- _EXERCISE_
Every record should be written out again in full, with no character altered.

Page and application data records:
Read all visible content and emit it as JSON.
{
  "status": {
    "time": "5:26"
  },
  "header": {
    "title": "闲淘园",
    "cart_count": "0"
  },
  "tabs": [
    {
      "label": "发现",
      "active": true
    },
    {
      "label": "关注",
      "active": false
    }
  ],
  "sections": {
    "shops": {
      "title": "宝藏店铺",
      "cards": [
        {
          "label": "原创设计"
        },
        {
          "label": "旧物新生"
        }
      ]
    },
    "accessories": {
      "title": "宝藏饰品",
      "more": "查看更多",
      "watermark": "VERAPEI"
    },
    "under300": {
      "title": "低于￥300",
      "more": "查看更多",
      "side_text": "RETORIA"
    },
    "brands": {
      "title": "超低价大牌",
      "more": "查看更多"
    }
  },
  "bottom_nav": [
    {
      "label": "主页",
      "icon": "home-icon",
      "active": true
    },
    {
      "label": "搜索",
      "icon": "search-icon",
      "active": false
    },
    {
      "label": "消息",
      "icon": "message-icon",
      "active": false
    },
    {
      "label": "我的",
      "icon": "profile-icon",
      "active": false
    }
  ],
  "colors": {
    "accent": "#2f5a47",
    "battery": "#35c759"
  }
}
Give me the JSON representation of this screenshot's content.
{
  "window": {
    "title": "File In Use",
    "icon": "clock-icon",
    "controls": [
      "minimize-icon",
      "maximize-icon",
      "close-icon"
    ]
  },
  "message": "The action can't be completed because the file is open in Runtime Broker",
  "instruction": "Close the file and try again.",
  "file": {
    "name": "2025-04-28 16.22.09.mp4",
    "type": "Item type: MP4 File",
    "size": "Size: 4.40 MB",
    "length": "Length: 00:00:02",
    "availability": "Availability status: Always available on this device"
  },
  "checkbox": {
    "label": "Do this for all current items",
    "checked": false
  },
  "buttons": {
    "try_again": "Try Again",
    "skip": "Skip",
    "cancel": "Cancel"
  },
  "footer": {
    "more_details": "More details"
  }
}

- _SOLUTION TO THIS TASK_
Read all visible content and emit it as JSON.
{
  "status": {
    "time": "5:26"
  },
  "header": {
    "title": "闲淘园",
    "cart_count": "0"
  },
  "tabs": [
    {
      "label": "发现",
      "active": true
    },
    {
      "label": "关注",
      "active": false
    }
  ],
  "sections": {
    "shops": {
      "title": "宝藏店铺",
      "cards": [
        {
          "label": "原创设计"
        },
        {
          "label": "旧物新生"
        }
      ]
    },
    "accessories": {
      "title": "宝藏饰品",
      "more": "查看更多",
      "watermark": "VERAPEI"
    },
    "under300": {
      "title": "低于￥300",
      "more": "查看更多",
      "side_text": "RETORIA"
    },
    "brands": {
      "title": "超低价大牌",
      "more": "查看更多"
    }
  },
  "bottom_nav": [
    {
      "label": "主页",
      "icon": "home-icon",
      "active": true
    },
    {
      "label": "搜索",
      "icon": "search-icon",
      "active": false
    },
    {
      "label": "消息",
      "icon": "message-icon",
      "active": false
    },
    {
      "label": "我的",
      "icon": "profile-icon",
      "active": false
    }
  ],
  "colors": {
    "accent": "#2f5a47",
    "battery": "#35c759"
  }
}
Give me the JSON representation of this screenshot's content.
{
  "window": {
    "title": "File In Use",
    "icon": "clock-icon",
    "controls": [
      "minimize-icon",
      "maximize-icon",
      "close-icon"
    ]
  },
  "message": "The action can't be completed because the file is open in Runtime Broker",
  "instruction": "Close the file and try again.",
  "file": {
    "name": "2025-04-28 16.22.09.mp4",
    "type": "Item type: MP4 File",
    "size": "Size: 4.40 MB",
    "length": "Length: 00:00:02",
    "availability": "Availability status: Always available on this device"
  },
  "checkbox": {
    "label": "Do this for all current items",
    "checked": false
  },
  "buttons": {
    "try_again": "Try Again",
    "skip": "Skip",
    "cancel": "Cancel"
  },
  "footer": {
    "more_details": "More details"
  }
}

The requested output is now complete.